The opening of the Chalmette High School's new Cultural Arts Center is another Katrina comeback story for the residents of St. Bernard Parish in New Orleans, LA. Designed for both public and school use, the center celebrated its grand opening on March 18, 2011.
The project goal was to create a multi-purpose building and performing arts theatre with 400 seats, including a fly loft and orchestra pit. It also offers a 120-seat technology auditorium, music and dance practice spaces, meeting rooms and classrooms. A key component is the library downstairs; the school library directly above.< /p>
The story behind the center’s construction begins with Hurricane Katrina. St. Bernard Parish was hit particularly hard. The Chalmette School District and the surrounding St. Bernard Parish community were decimated by the storm and flooding that followed. The parish lost 22 buildings and the school district was completely destroyed.
The parish used a recovery plan to assess the damage and plan next steps. Chalmette School District Superintendent Doris Voitier worked tirelessly to get things up and running again quickly. She managed the FEMA process and got the approvals required. Ultimately the decision was made to create a multi-purpose building for school as well as for community use. The school district opened 11 weeks after the storm, a miraculous event considering the obstacles and circumstances. The district anticipated the need knowing that the families of first responders, the Exxon & Mobil refineries and the Domino Sugar refinery were calling their employees back to work. On November 14th they opened with 334 students. By December they had 650, by January there were 1,500, and by the end of the school year there were 2,000 students.
They cleaned and gutted the high school’s first floor and cleaned the second floor for classroom use. An emergency construction company worked on the first floor and restored it for use by January 18th and then the school district was able to use the first floor as well. The high school used the second floor for classrooms, the middle school the first floor, and the elementary school used temporary classroom trailers. At times they registered 30 to 40 students a day. Currently, Chalmette School District has 6,000 students. Prior to Katrina there were 8,800.
Now less than six years after Hurricane Katrina the cultural arts program has a facility worthy of the St. Bernard Parish’s perseverance, strength and creativity.
“We are delighted to have this building, as it is an enormous asset to our cultural arts program. As devastating as Katrina has been, we now have a state of the art facility, an opportunity we otherwise would not have had,” explained Beverly Lawrason, Assistant Superintendent of Schools.

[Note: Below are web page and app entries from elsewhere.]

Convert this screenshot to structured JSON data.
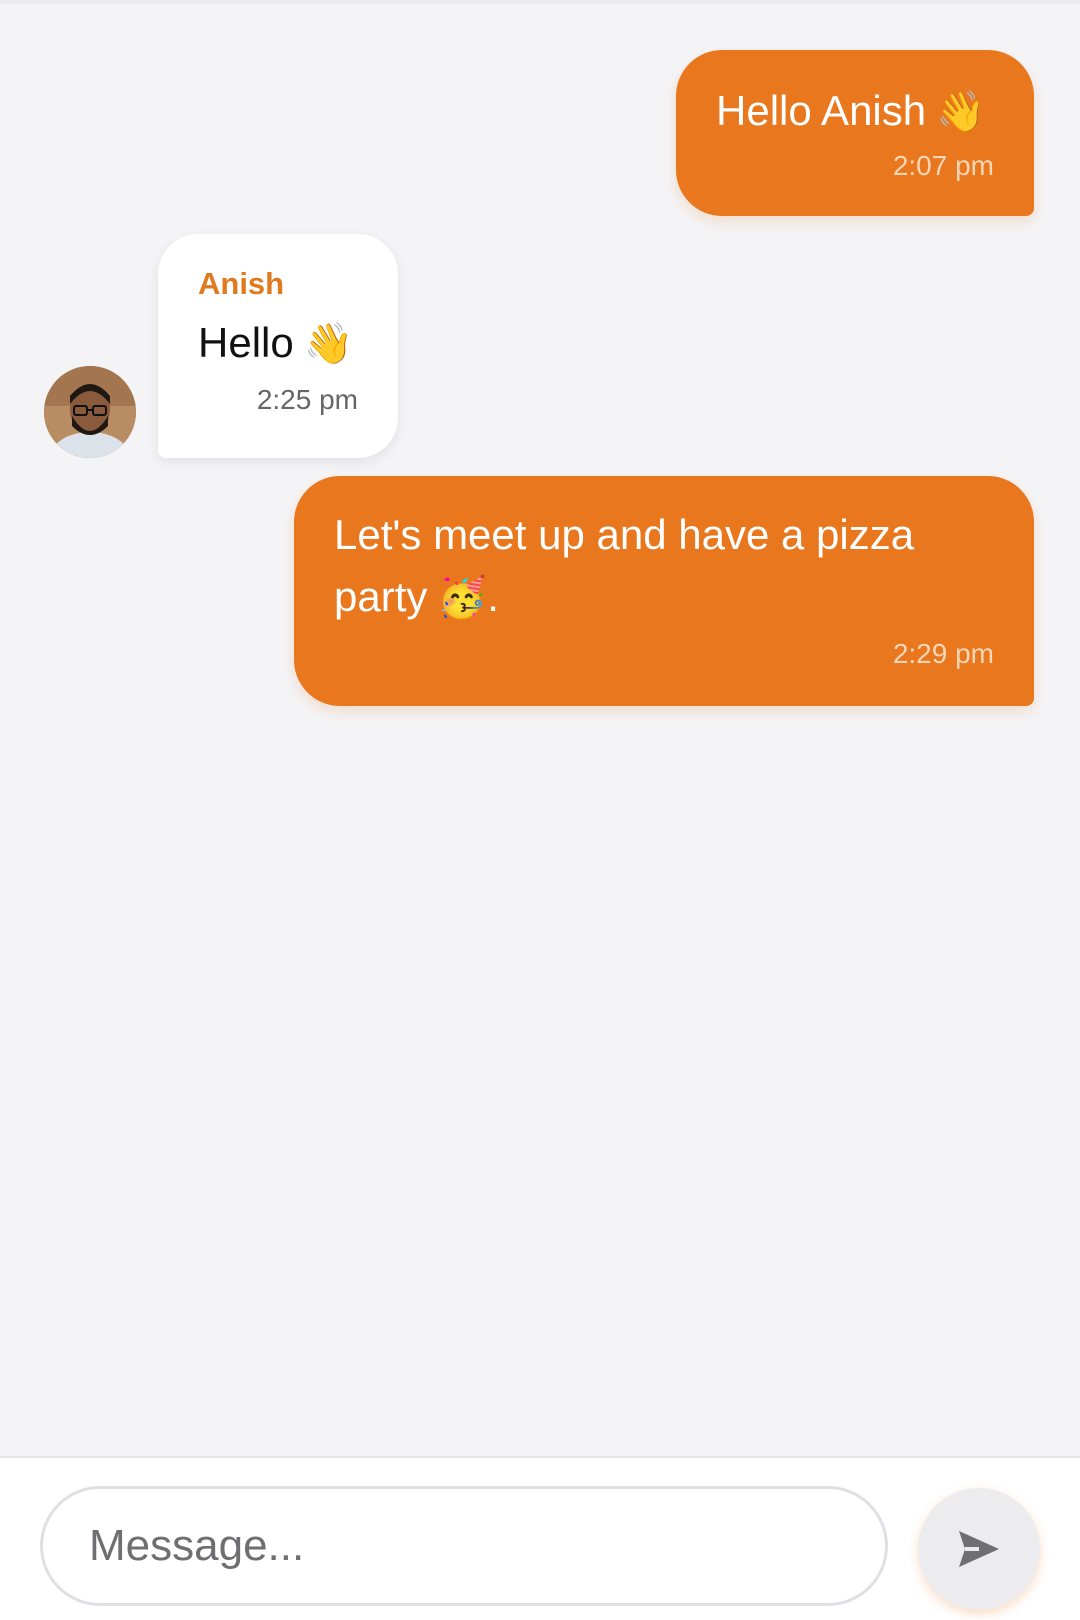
{
  "colors": {
    "accent": "#e8771e",
    "background": "#f4f4f6",
    "incoming_bubble": "#ffffff",
    "sender_name": "#e07a1f"
  },
  "messages": [
    {
      "direction": "outgoing",
      "text": "Hello Anish",
      "emoji": "👋",
      "time": "2:07 pm"
    },
    {
      "direction": "incoming",
      "sender": "Anish",
      "text": "Hello",
      "emoji": "👋",
      "time": "2:25 pm"
    },
    {
      "direction": "outgoing",
      "text_line1": "Let's meet up and have a pizza",
      "text_line2": "party",
      "emoji": "🥳",
      "text_suffix": ".",
      "time": "2:29 pm"
    }
  ],
  "composer": {
    "placeholder": "Message...",
    "value": "",
    "send_icon": "send-arrow-icon"
  },
  "avatar_icon": "user-avatar"
}
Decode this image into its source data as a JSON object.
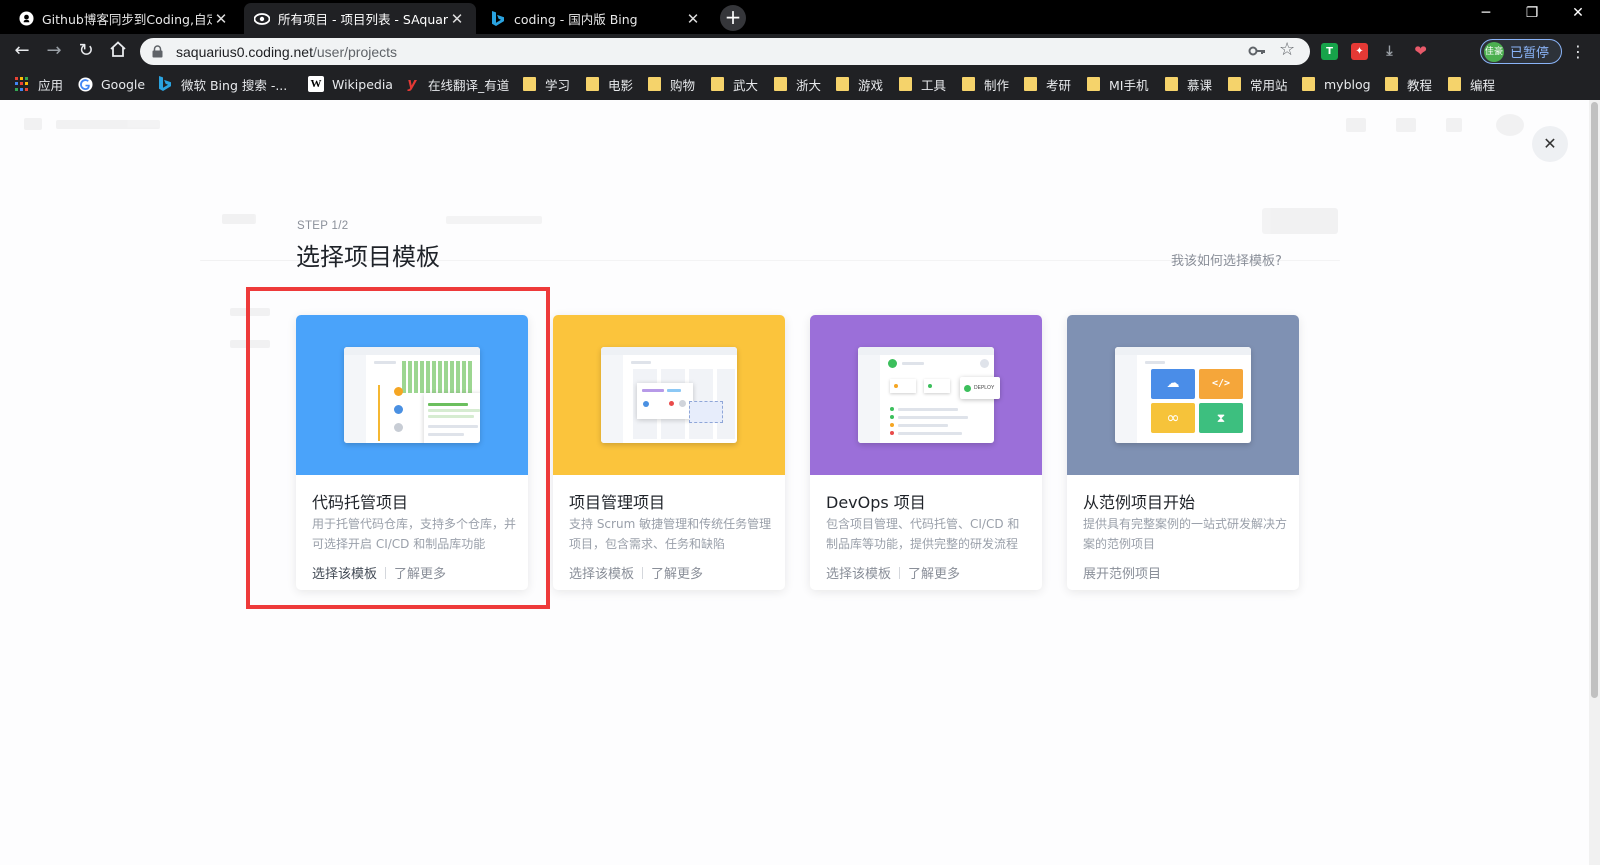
{
  "browser": {
    "tabs": [
      {
        "title": "Github博客同步到Coding,自定义"
      },
      {
        "title": "所有项目 - 项目列表 - SAquarius"
      },
      {
        "title": "coding - 国内版 Bing"
      }
    ],
    "url_host": "saquarius0.coding.net",
    "url_path": "/user/projects",
    "profile_avatar": "佳豪",
    "profile_label": "已暂停",
    "bookmarks": [
      {
        "label": "应用",
        "icon": "apps-grid-icon"
      },
      {
        "label": "Google",
        "icon": "google-icon"
      },
      {
        "label": "微软 Bing 搜索 -...",
        "icon": "bing-icon"
      },
      {
        "label": "Wikipedia",
        "icon": "wikipedia-icon"
      },
      {
        "label": "在线翻译_有道",
        "icon": "youdao-icon"
      },
      {
        "label": "学习",
        "icon": "folder-icon"
      },
      {
        "label": "电影",
        "icon": "folder-icon"
      },
      {
        "label": "购物",
        "icon": "folder-icon"
      },
      {
        "label": "武大",
        "icon": "folder-icon"
      },
      {
        "label": "浙大",
        "icon": "folder-icon"
      },
      {
        "label": "游戏",
        "icon": "folder-icon"
      },
      {
        "label": "工具",
        "icon": "folder-icon"
      },
      {
        "label": "制作",
        "icon": "folder-icon"
      },
      {
        "label": "考研",
        "icon": "folder-icon"
      },
      {
        "label": "MI手机",
        "icon": "folder-icon"
      },
      {
        "label": "慕课",
        "icon": "folder-icon"
      },
      {
        "label": "常用站",
        "icon": "folder-icon"
      },
      {
        "label": "myblog",
        "icon": "folder-icon"
      },
      {
        "label": "教程",
        "icon": "folder-icon"
      },
      {
        "label": "编程",
        "icon": "folder-icon"
      }
    ]
  },
  "dialog": {
    "step": "STEP 1/2",
    "title": "选择项目模板",
    "help_link": "我该如何选择模板?",
    "close_icon": "close-icon",
    "cards": [
      {
        "title": "代码托管项目",
        "desc": "用于托管代码仓库，支持多个仓库，并可选择开启 CI/CD 和制品库功能",
        "primary": "选择该模板",
        "more": "了解更多",
        "color": "#4aa3fa"
      },
      {
        "title": "项目管理项目",
        "desc": "支持 Scrum 敏捷管理和传统任务管理项目，包含需求、任务和缺陷",
        "primary": "选择该模板",
        "more": "了解更多",
        "color": "#fbc43c"
      },
      {
        "title": "DevOps 项目",
        "desc": "包含项目管理、代码托管、CI/CD 和制品库等功能，提供完整的研发流程",
        "primary": "选择该模板",
        "more": "了解更多",
        "color": "#9b6fd9",
        "deploy_label": "DEPLOY"
      },
      {
        "title": "从范例项目开始",
        "desc": "提供具有完整案例的一站式研发解决方案的范例项目",
        "primary": "展开范例项目",
        "color": "#7f91b3"
      }
    ]
  },
  "colors": {
    "highlight": "#ee3a3a",
    "chrome_dark": "#202124"
  }
}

The firm, Waggonner & Ball Architects was chosen for the project, with David Waggonner the principal in charge. Project Architect Brian Swanner explained, “The site of the building is half a city block. We wanted to create an inspirational building that announced the recovery of the community and signaled the creativity of the students and educators. The building takes the form of a snaking bar that adapts to the limited site and cradles the curved main theatre volume along its edge. That tall volume is clad in metal panels that accommodate its curving walls. Contrarian Metal Resources' InvariMatte® was chosen because of the high quality and matching of the product. It was recommended by professionals familiar with its properties, and the details of service provided to ensure top results. The working relationships on the project surpassed the norm, with the right quantities of InvariMatte® being shipped as requested at the right time.”
The complexity of the design – its saw-toothed and lapped metal panels – required top skills, and fabricator Overly Manufacturing did an outstanding job working through the details. Rick Chaussinand of Overly explained, “The conceptual drawings were given to the factory manager who determined how to fabricate and install the panels. It was a complex project because of the elongated fin design, which had a pronounced effect, and it also had to be water tight. He had to ensure that the desired results were achieved."

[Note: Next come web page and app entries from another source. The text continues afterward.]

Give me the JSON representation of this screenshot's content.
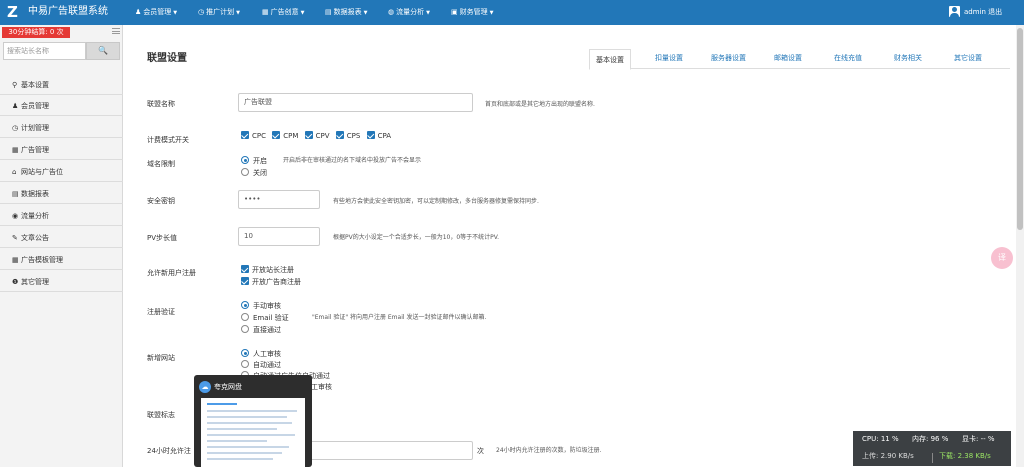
{
  "header": {
    "logo_glyph": "Z",
    "brand": "中易广告联盟系统",
    "nav": [
      {
        "icon": "user-icon",
        "glyph": "♟",
        "label": "会员管理"
      },
      {
        "icon": "clock-icon",
        "glyph": "◷",
        "label": "推广计划"
      },
      {
        "icon": "image-icon",
        "glyph": "▦",
        "label": "广告创意"
      },
      {
        "icon": "chart-icon",
        "glyph": "▤",
        "label": "数据报表"
      },
      {
        "icon": "filter-icon",
        "glyph": "◍",
        "label": "流量分析"
      },
      {
        "icon": "money-icon",
        "glyph": "▣",
        "label": "财务管理"
      }
    ],
    "admin": "admin",
    "logout": "退出",
    "color": "#2277b8"
  },
  "sidebar": {
    "timer": "30分钟结算: 0 次",
    "search_placeholder": "搜索站长名称",
    "search_icon": "🔍",
    "items": [
      {
        "icon": "map-marker-icon",
        "glyph": "⚲",
        "label": "基本设置"
      },
      {
        "icon": "user-icon",
        "glyph": "♟",
        "label": "会员管理"
      },
      {
        "icon": "clock-icon",
        "glyph": "◷",
        "label": "计划管理"
      },
      {
        "icon": "image-icon",
        "glyph": "▦",
        "label": "广告管理"
      },
      {
        "icon": "home-icon",
        "glyph": "⌂",
        "label": "网站与广告位"
      },
      {
        "icon": "table-icon",
        "glyph": "▤",
        "label": "数据报表"
      },
      {
        "icon": "eye-icon",
        "glyph": "◉",
        "label": "流量分析"
      },
      {
        "icon": "pencil-icon",
        "glyph": "✎",
        "label": "文章公告"
      },
      {
        "icon": "image-icon",
        "glyph": "▦",
        "label": "广告模板管理"
      },
      {
        "icon": "info-icon",
        "glyph": "❶",
        "label": "其它管理"
      }
    ]
  },
  "main": {
    "title": "联盟设置",
    "tabs": [
      "基本设置",
      "扣量设置",
      "服务器设置",
      "邮箱设置",
      "在线充值",
      "财务相关",
      "其它设置"
    ],
    "fields": {
      "name": {
        "label": "联盟名称",
        "value": "广告联盟",
        "hint": "首页和底部或是其它地方出现的联盟名称."
      },
      "billing": {
        "label": "计费模式开关",
        "options": [
          "CPC",
          "CPM",
          "CPV",
          "CPS",
          "CPA"
        ]
      },
      "domain": {
        "label": "域名限制",
        "opt_on": "开启",
        "opt_on_hint": "开启后非在审核通过的名下域名中投放广告不会显示",
        "opt_off": "关闭"
      },
      "key": {
        "label": "安全密钥",
        "value": "••••",
        "hint": "有些地方会使此安全密钥加密，可以定制期修改，多台服务器修复需保持同步."
      },
      "pv": {
        "label": "PV步长值",
        "value": "10",
        "hint": "根据PV的大小设定一个合适步长，一般为10，0等于不统计PV."
      },
      "register": {
        "label": "允许新用户注册",
        "opt1": "开放站长注册",
        "opt2": "开放广告商注册"
      },
      "verify": {
        "label": "注册验证",
        "opt1": "手动审核",
        "opt2": "Email 验证",
        "opt2_hint": "\"Email 验证\" 将向用户注册 Email 发送一封验证邮件以确认邮箱.",
        "opt3": "直接通过"
      },
      "site": {
        "label": "新增网站",
        "opt1": "人工审核",
        "opt2": "自动通过",
        "opt3": "自动通过广告位自动通过",
        "opt4": "工审核"
      },
      "logo": {
        "label": "联盟标志"
      },
      "daily": {
        "label": "24小时允许注",
        "unit": "次",
        "hint": "24小时内允许注册的次数，防垃圾注册."
      }
    }
  },
  "float_button": {
    "glyph": "译"
  },
  "taskbar_preview": {
    "title": "夸克网盘",
    "glyph": "☁"
  },
  "status": {
    "cpu_label": "CPU:",
    "cpu": "11 %",
    "mem_label": "内存:",
    "mem": "96 %",
    "gpu_label": "显卡:",
    "gpu": "-- %",
    "up_label": "上传:",
    "up": "2.90 KB/s",
    "down_label": "下载:",
    "down": "2.38 KB/s"
  }
}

MAPP Construction, the General Contractor, led the way with exceptional exchange of information to all parties involved. GM Horne staggered delivery so that supplies arrived as needed. MAPP worked with Barnes to complete installation as directed.
The stainless steel for the windows was supplied by Pohl Inc. of America. They put the drawings into a 3D model and built a box to determine the best way to install the windows. “The St. Bernard project is a great example of how the use of the same metal finish, in this case InvariMatte® stainless steel, fabricated by two different companies supplying panels to the job can create a unified appearance. The architect’s vision was well executed through the competent work of both Overly and Pohl using our stainless steel,” said Jim Halliday, President of Contrarian Metal Resources.